Breathe clean for better health
Air pollution and climate change were recognized as the top environmental global threats to human health in 2019 by the World Health Organization (WHO).
Air impurities enter the respiratory system via inhalation, causing various health effects in all age groups. The health of susceptible and sensitive individuals (pregnant women, kids, elderly and people with severe disorders) can be impacted even on low air pollution days.
Short-term exposure to air pollutants is closely related to cough, shortness of breath, wheezing, asthma, and other respiratory diseases, with high rates of hospitalization. Long-term exposure to these also leads to severe conditions like lung cancer, heart disease and central nervous system dysfunctions.Nasal hygiene matters
Your nose is a passage to various air impurities; hence it is important to take care of your nose. Air impurities e.g. allergens, pollutants, bacteria or viruses etc. may enter the nose and get trapped, leading to complications.
Take care of your overall health:
– Manage diet – Antioxidants, fibre, protein and polyunsaturated fatty acids (PUFAs) may help you beat the effects of air pollutants.
– Regular Nasal Washing -Saline sprays wash out the impurities and debris trapped in the nasal passage and helps to prevent allergy symptoms and sinus infections. It also supports natural nose functions.

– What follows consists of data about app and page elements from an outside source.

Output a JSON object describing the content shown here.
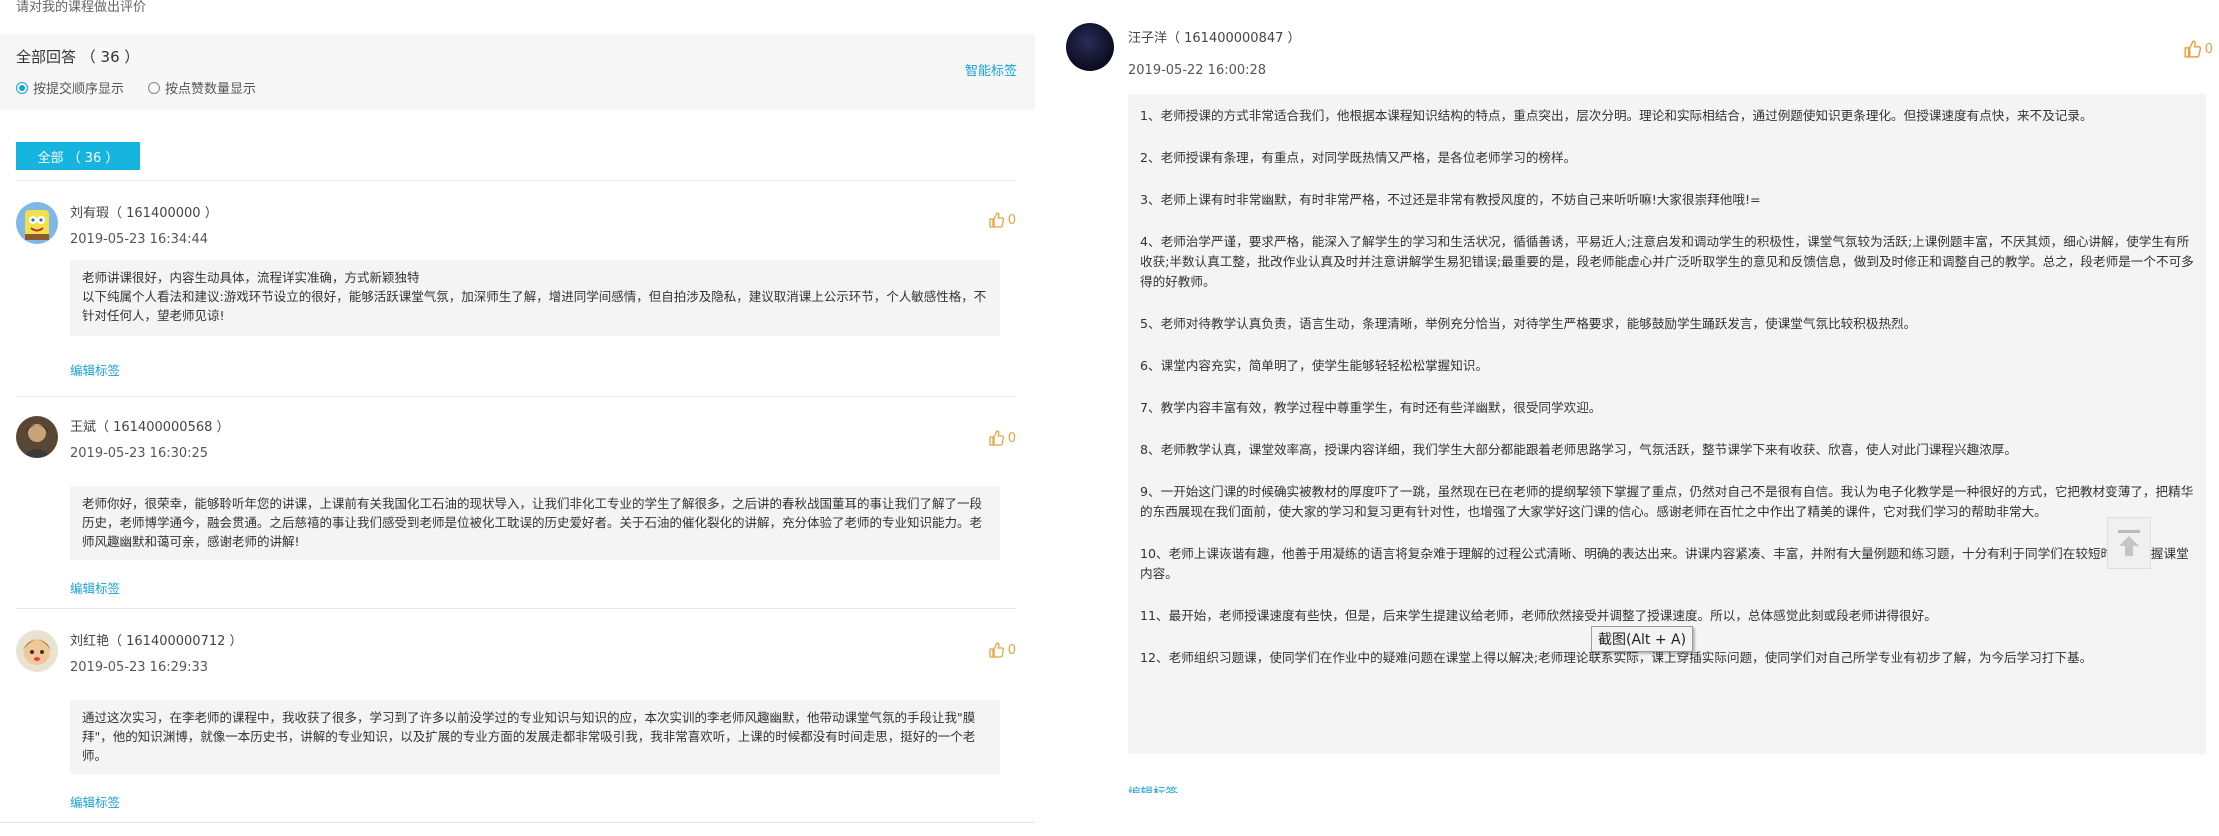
{
  "left": {
    "prompt": "请对我的课程做出评价",
    "answers_label": "全部回答 （ 36 ）",
    "sort_by_time": "按提交顺序显示",
    "sort_by_likes": "按点赞数量显示",
    "smart_tag": "智能标签",
    "filter_all": "全部 （ 36 ）",
    "comments": [
      {
        "name": "刘有瑕（ 161400000 ）",
        "date": "2019-05-23 16:34:44",
        "text": "老师讲课很好，内容生动具体，流程详实准确，方式新颖独特\n以下纯属个人看法和建议:游戏环节设立的很好，能够活跃课堂气氛，加深师生了解，增进同学间感情，但自拍涉及隐私，建议取消课上公示环节，个人敏感性格，不针对任何人，望老师见谅!",
        "likes": "0",
        "edit_tag": "编辑标签"
      },
      {
        "name": "王斌（ 161400000568 ）",
        "date": "2019-05-23 16:30:25",
        "text": "老师你好，很荣幸，能够聆听年您的讲课，上课前有关我国化工石油的现状导入，让我们非化工专业的学生了解很多，之后讲的春秋战国董耳的事让我们了解了一段历史，老师博学通今，融会贯通。之后慈禧的事让我们感受到老师是位被化工耽误的历史爱好者。关于石油的催化裂化的讲解，充分体验了老师的专业知识能力。老师风趣幽默和蔼可亲，感谢老师的讲解!",
        "likes": "0",
        "edit_tag": "编辑标签"
      },
      {
        "name": "刘红艳（ 161400000712 ）",
        "date": "2019-05-23 16:29:33",
        "text": "通过这次实习，在李老师的课程中，我收获了很多，学习到了许多以前没学过的专业知识与知识的应，本次实训的李老师风趣幽默，他带动课堂气氛的手段让我\"膜拜\"，他的知识渊博，就像一本历史书，讲解的专业知识，以及扩展的专业方面的发展走都非常吸引我，我非常喜欢听，上课的时候都没有时间走思，挺好的一个老师。",
        "likes": "0",
        "edit_tag": "编辑标签"
      }
    ]
  },
  "right": {
    "name": "汪子洋（ 161400000847 ）",
    "date": "2019-05-22 16:00:28",
    "likes": "0",
    "items": [
      "1、老师授课的方式非常适合我们，他根据本课程知识结构的特点，重点突出，层次分明。理论和实际相结合，通过例题使知识更条理化。但授课速度有点快，来不及记录。",
      "2、老师授课有条理，有重点，对同学既热情又严格，是各位老师学习的榜样。",
      "3、老师上课有时非常幽默，有时非常严格，不过还是非常有教授风度的，不妨自己来听听嘛!大家很崇拜他哦!=",
      "4、老师治学严谨，要求严格，能深入了解学生的学习和生活状况，循循善诱，平易近人;注意启发和调动学生的积极性，课堂气氛较为活跃;上课例题丰富，不厌其烦，细心讲解，使学生有所收获;半数认真工整，批改作业认真及时并注意讲解学生易犯错误;最重要的是，段老师能虚心并广泛听取学生的意见和反馈信息，做到及时修正和调整自己的教学。总之，段老师是一个不可多得的好教师。",
      "5、老师对待教学认真负责，语言生动，条理清晰，举例充分恰当，对待学生严格要求，能够鼓励学生踊跃发言，使课堂气氛比较积极热烈。",
      "6、课堂内容充实，简单明了，使学生能够轻轻松松掌握知识。",
      "7、教学内容丰富有效，教学过程中尊重学生，有时还有些洋幽默，很受同学欢迎。",
      "8、老师教学认真，课堂效率高，授课内容详细，我们学生大部分都能跟着老师思路学习，气氛活跃，整节课学下来有收获、欣喜，使人对此门课程兴趣浓厚。",
      "9、一开始这门课的时候确实被教材的厚度吓了一跳，虽然现在已在老师的提纲挈领下掌握了重点，仍然对自己不是很有自信。我认为电子化教学是一种很好的方式，它把教材变薄了，把精华的东西展现在我们面前，使大家的学习和复习更有针对性，也增强了大家学好这门课的信心。感谢老师在百忙之中作出了精美的课件，它对我们学习的帮助非常大。",
      "10、老师上课诙谐有趣，他善于用凝练的语言将复杂难于理解的过程公式清晰、明确的表达出来。讲课内容紧凑、丰富，并附有大量例题和练习题，十分有利于同学们在较短时间内掌握课堂内容。",
      "11、最开始，老师授课速度有些快，但是，后来学生提建议给老师，老师欣然接受并调整了授课速度。所以，总体感觉此刻或段老师讲得很好。",
      "12、老师组织习题课，使同学们在作业中的疑难问题在课堂上得以解决;老师理论联系实际，课上穿插实际问题，使同学们对自己所学专业有初步了解，为今后学习打下基。"
    ],
    "edit_tag": "编辑标签"
  },
  "tooltip": "截图(Alt + A)",
  "colors": {
    "accent": "#16a3d6",
    "button": "#16b5e0",
    "like": "#e8a33d"
  }
}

Benefits of nasal saline wash- It is a good habit to use a saline wash every day to clean the trapped debris and impurities.
– It also helps to moisturize your dry nose, especially in winter.
– If you are taking any steroids or medications to treat your nasal allergies, it is suggested to rinse your nose with saline before using them. It will clear out debris/mucus and help medications work better.
Take care of your nose and practice nasal hygiene regularly to breathe cleaner.
Minimise the exposure to air pollutants:
– Shift from motorized to active travel e.g. walking and cycling
– Track the air quality index in your area
– Exercise regularly but moderate outdoor activity when air pollution levels are high
– Ventilate your kitchen or cooking room
Source : The Statesman